=== Component data from apps and pages ===
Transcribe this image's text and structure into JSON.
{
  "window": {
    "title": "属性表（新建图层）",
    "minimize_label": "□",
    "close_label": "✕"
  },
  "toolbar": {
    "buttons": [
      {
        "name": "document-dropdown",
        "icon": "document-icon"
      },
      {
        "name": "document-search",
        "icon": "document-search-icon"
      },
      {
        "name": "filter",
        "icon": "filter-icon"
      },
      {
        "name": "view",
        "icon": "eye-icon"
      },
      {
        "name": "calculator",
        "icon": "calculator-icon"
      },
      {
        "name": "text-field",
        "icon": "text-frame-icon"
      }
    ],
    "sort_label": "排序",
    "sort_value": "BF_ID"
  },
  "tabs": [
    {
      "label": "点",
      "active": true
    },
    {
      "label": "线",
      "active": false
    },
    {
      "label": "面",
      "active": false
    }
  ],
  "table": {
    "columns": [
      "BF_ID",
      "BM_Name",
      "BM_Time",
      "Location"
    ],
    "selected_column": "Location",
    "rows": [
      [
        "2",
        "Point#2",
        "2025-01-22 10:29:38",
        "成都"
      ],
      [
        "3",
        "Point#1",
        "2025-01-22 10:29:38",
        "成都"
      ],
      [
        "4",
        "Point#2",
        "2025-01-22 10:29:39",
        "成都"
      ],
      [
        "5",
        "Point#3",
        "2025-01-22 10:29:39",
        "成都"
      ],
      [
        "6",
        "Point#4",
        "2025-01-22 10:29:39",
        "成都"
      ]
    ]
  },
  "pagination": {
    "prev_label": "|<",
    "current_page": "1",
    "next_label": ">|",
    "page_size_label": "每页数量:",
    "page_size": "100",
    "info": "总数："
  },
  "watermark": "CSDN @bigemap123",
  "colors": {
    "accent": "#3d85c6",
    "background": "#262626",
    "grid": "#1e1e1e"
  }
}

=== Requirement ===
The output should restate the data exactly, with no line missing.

=== Response ===
Transcribe this image's text and structure into JSON.
{
  "window": {
    "title": "属性表（新建图层）",
    "minimize_label": "□",
    "close_label": "✕"
  },
  "toolbar": {
    "buttons": [
      {
        "name": "document-dropdown",
        "icon": "document-icon"
      },
      {
        "name": "document-search",
        "icon": "document-search-icon"
      },
      {
        "name": "filter",
        "icon": "filter-icon"
      },
      {
        "name": "view",
        "icon": "eye-icon"
      },
      {
        "name": "calculator",
        "icon": "calculator-icon"
      },
      {
        "name": "text-field",
        "icon": "text-frame-icon"
      }
    ],
    "sort_label": "排序",
    "sort_value": "BF_ID"
  },
  "tabs": [
    {
      "label": "点",
      "active": true
    },
    {
      "label": "线",
      "active": false
    },
    {
      "label": "面",
      "active": false
    }
  ],
  "table": {
    "columns": [
      "BF_ID",
      "BM_Name",
      "BM_Time",
      "Location"
    ],
    "selected_column": "Location",
    "rows": [
      [
        "2",
        "Point#2",
        "2025-01-22 10:29:38",
        "成都"
      ],
      [
        "3",
        "Point#1",
        "2025-01-22 10:29:38",
        "成都"
      ],
      [
        "4",
        "Point#2",
        "2025-01-22 10:29:39",
        "成都"
      ],
      [
        "5",
        "Point#3",
        "2025-01-22 10:29:39",
        "成都"
      ],
      [
        "6",
        "Point#4",
        "2025-01-22 10:29:39",
        "成都"
      ]
    ]
  },
  "pagination": {
    "prev_label": "|<",
    "current_page": "1",
    "next_label": ">|",
    "page_size_label": "每页数量:",
    "page_size": "100",
    "info": "总数："
  },
  "watermark": "CSDN @bigemap123",
  "colors": {
    "accent": "#3d85c6",
    "background": "#262626",
    "grid": "#1e1e1e"
  }
}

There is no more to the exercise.